In your reply, print every line of the listing exactly and omit all images.

Data provided below:

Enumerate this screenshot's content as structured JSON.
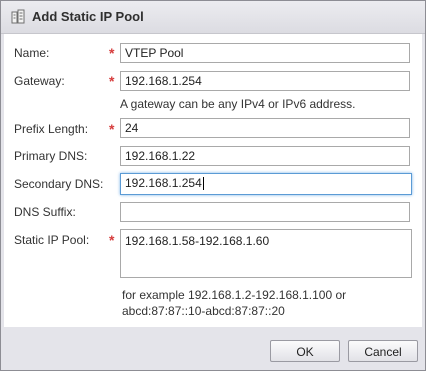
{
  "dialog": {
    "title": "Add Static IP Pool",
    "title_icon": "ip-pool-icon"
  },
  "form": {
    "name": {
      "label": "Name:",
      "required": "*",
      "value": "VTEP Pool"
    },
    "gateway": {
      "label": "Gateway:",
      "required": "*",
      "value": "192.168.1.254",
      "hint": "A gateway can be any IPv4 or IPv6 address."
    },
    "prefix_length": {
      "label": "Prefix Length:",
      "required": "*",
      "value": "24"
    },
    "primary_dns": {
      "label": "Primary DNS:",
      "value": "192.168.1.22"
    },
    "secondary_dns": {
      "label": "Secondary DNS:",
      "value": "192.168.1.254"
    },
    "dns_suffix": {
      "label": "DNS Suffix:",
      "value": ""
    },
    "static_ip_pool": {
      "label": "Static IP Pool:",
      "required": "*",
      "value": "192.168.1.58-192.168.1.60",
      "hint_line1": "for example 192.168.1.2-192.168.1.100 or",
      "hint_line2": "abcd:87:87::10-abcd:87:87::20"
    }
  },
  "buttons": {
    "ok": "OK",
    "cancel": "Cancel"
  },
  "colors": {
    "required_marker": "#d63c3c",
    "focus_border": "#5b9bd5"
  }
}
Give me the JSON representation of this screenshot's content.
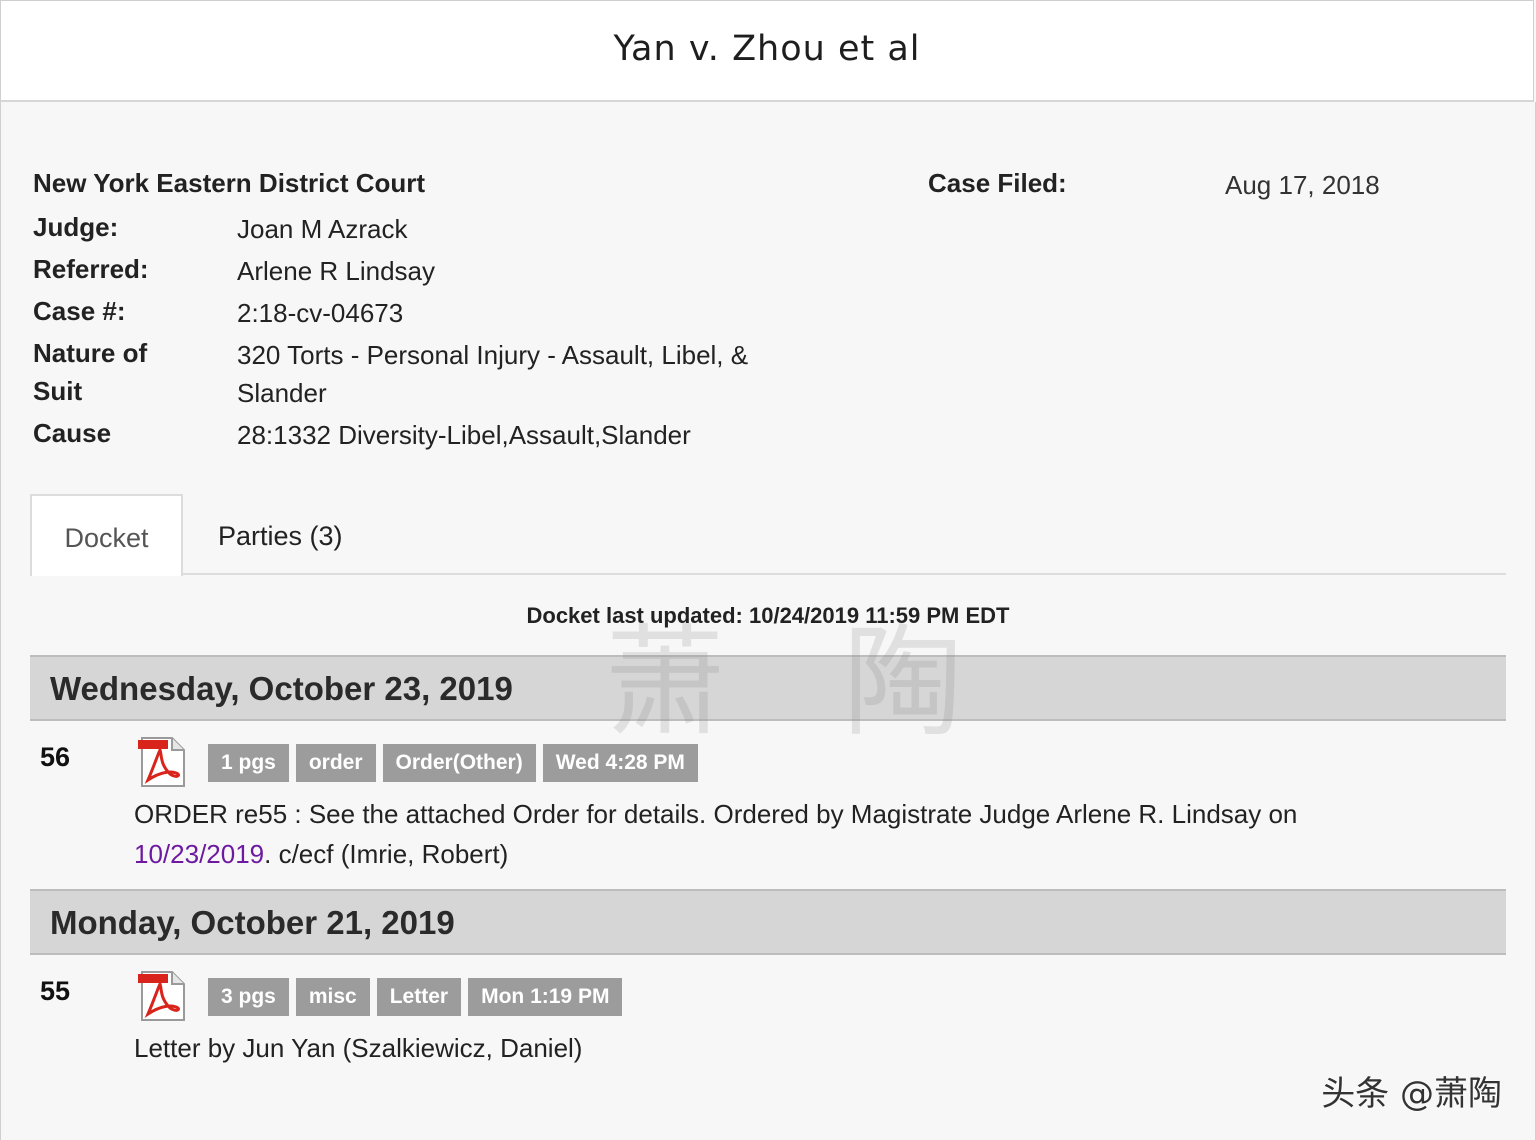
{
  "header": {
    "title": "Yan v. Zhou et al"
  },
  "case": {
    "court": "New York Eastern District Court",
    "fields": [
      {
        "label": "Judge:",
        "value": "Joan M Azrack"
      },
      {
        "label": "Referred:",
        "value": "Arlene R Lindsay"
      },
      {
        "label": "Case #:",
        "value": "2:18-cv-04673"
      },
      {
        "label": "Nature of",
        "label2": "Suit",
        "value": "320 Torts - Personal Injury - Assault, Libel, &",
        "value2": "Slander"
      },
      {
        "label": "Cause",
        "value": "28:1332 Diversity-Libel,Assault,Slander"
      }
    ],
    "filed_label": "Case Filed:",
    "filed_value": "Aug 17, 2018"
  },
  "tabs": [
    {
      "label": "Docket",
      "active": true
    },
    {
      "label": "Parties (3)",
      "active": false
    }
  ],
  "docket": {
    "updated": "Docket last updated: 10/24/2019 11:59 PM EDT",
    "days": [
      {
        "date": "Wednesday, October 23, 2019",
        "entries": [
          {
            "number": "56",
            "icon": "pdf-icon",
            "tags": [
              "1 pgs",
              "order",
              "Order(Other)",
              "Wed 4:28 PM"
            ],
            "text_before": "ORDER re55 : See the attached Order for details. Ordered by Magistrate Judge Arlene R. Lindsay on ",
            "link": "10/23/2019",
            "text_after": ". c/ecf (Imrie, Robert)"
          }
        ]
      },
      {
        "date": "Monday, October 21, 2019",
        "entries": [
          {
            "number": "55",
            "icon": "pdf-icon",
            "tags": [
              "3 pgs",
              "misc",
              "Letter",
              "Mon 1:19 PM"
            ],
            "text": "Letter by Jun Yan (Szalkiewicz, Daniel)"
          }
        ]
      }
    ]
  },
  "overlay": {
    "watermark": "萧 陶",
    "brand": "头条 @萧陶"
  },
  "colors": {
    "day_bar": "#d6d6d6",
    "tag_bg": "#9c9c9c",
    "link": "#6d1aa0",
    "pdf_red": "#d9241c"
  }
}
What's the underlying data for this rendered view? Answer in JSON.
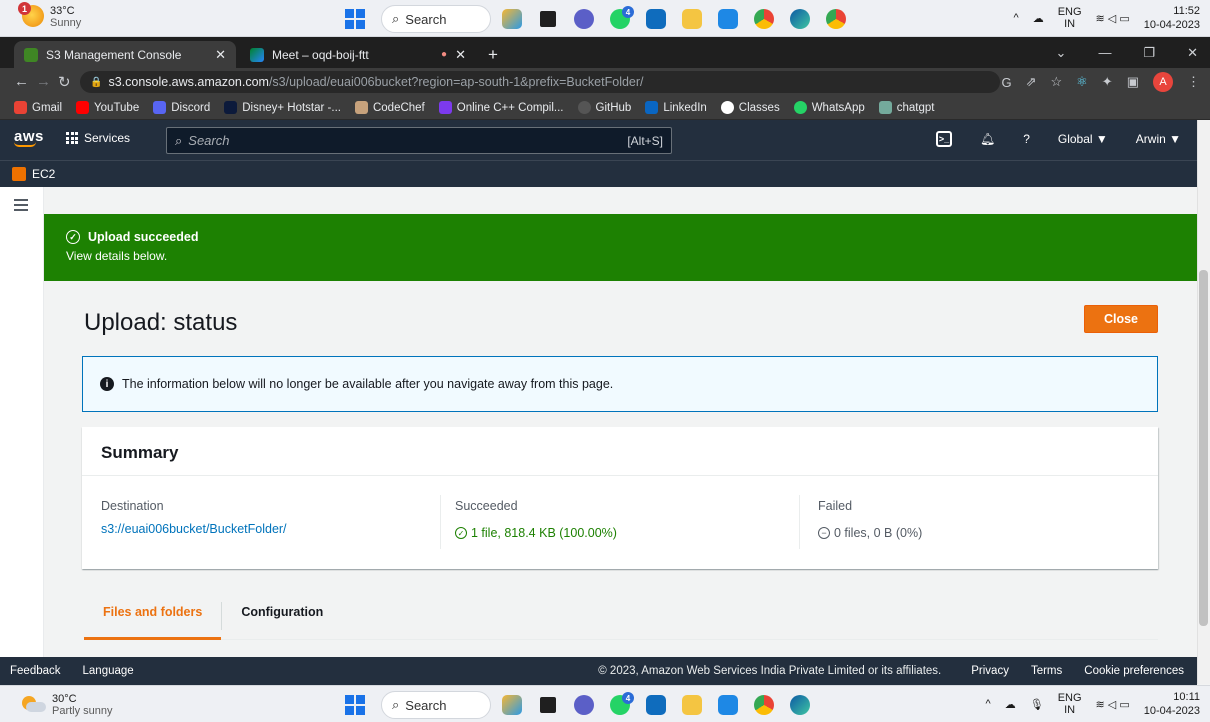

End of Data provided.

**Completed task**
Enumerate this screenshot's content as structured JSON.
{
  "dialog": {
    "title": "Add Static IP Pool",
    "title_icon": "ip-pool-icon"
  },
  "form": {
    "name": {
      "label": "Name:",
      "required": "*",
      "value": "VTEP Pool"
    },
    "gateway": {
      "label": "Gateway:",
      "required": "*",
      "value": "192.168.1.254",
      "hint": "A gateway can be any IPv4 or IPv6 address."
    },
    "prefix_length": {
      "label": "Prefix Length:",
      "required": "*",
      "value": "24"
    },
    "primary_dns": {
      "label": "Primary DNS:",
      "value": "192.168.1.22"
    },
    "secondary_dns": {
      "label": "Secondary DNS:",
      "value": "192.168.1.254"
    },
    "dns_suffix": {
      "label": "DNS Suffix:",
      "value": ""
    },
    "static_ip_pool": {
      "label": "Static IP Pool:",
      "required": "*",
      "value": "192.168.1.58-192.168.1.60",
      "hint_line1": "for example 192.168.1.2-192.168.1.100 or",
      "hint_line2": "abcd:87:87::10-abcd:87:87::20"
    }
  },
  "buttons": {
    "ok": "OK",
    "cancel": "Cancel"
  },
  "colors": {
    "required_marker": "#d63c3c",
    "focus_border": "#5b9bd5"
  }
}
Give me the JSON representation of this screenshot's content.
{
  "header": {
    "title": "Yan v. Zhou et al"
  },
  "case": {
    "court": "New York Eastern District Court",
    "fields": [
      {
        "label": "Judge:",
        "value": "Joan M Azrack"
      },
      {
        "label": "Referred:",
        "value": "Arlene R Lindsay"
      },
      {
        "label": "Case #:",
        "value": "2:18-cv-04673"
      },
      {
        "label": "Nature of",
        "label2": "Suit",
        "value": "320 Torts - Personal Injury - Assault, Libel, &",
        "value2": "Slander"
      },
      {
        "label": "Cause",
        "value": "28:1332 Diversity-Libel,Assault,Slander"
      }
    ],
    "filed_label": "Case Filed:",
    "filed_value": "Aug 17, 2018"
  },
  "tabs": [
    {
      "label": "Docket",
      "active": true
    },
    {
      "label": "Parties (3)",
      "active": false
    }
  ],
  "docket": {
    "updated": "Docket last updated: 10/24/2019 11:59 PM EDT",
    "days": [
      {
        "date": "Wednesday, October 23, 2019",
        "entries": [
          {
            "number": "56",
            "icon": "pdf-icon",
            "tags": [
              "1 pgs",
              "order",
              "Order(Other)",
              "Wed 4:28 PM"
            ],
            "text_before": "ORDER re55 : See the attached Order for details. Ordered by Magistrate Judge Arlene R. Lindsay on ",
            "link": "10/23/2019",
            "text_after": ". c/ecf (Imrie, Robert)"
          }
        ]
      },
      {
        "date": "Monday, October 21, 2019",
        "entries": [
          {
            "number": "55",
            "icon": "pdf-icon",
            "tags": [
              "3 pgs",
              "misc",
              "Letter",
              "Mon 1:19 PM"
            ],
            "text": "Letter by Jun Yan (Szalkiewicz, Daniel)"
          }
        ]
      }
    ]
  },
  "overlay": {
    "watermark": "萧 陶",
    "brand": "头条 @萧陶"
  },
  "colors": {
    "day_bar": "#d6d6d6",
    "tag_bg": "#9c9c9c",
    "link": "#6d1aa0",
    "pdf_red": "#d9241c"
  }
}
What's the underlying data for this rendered view? Answer in JSON.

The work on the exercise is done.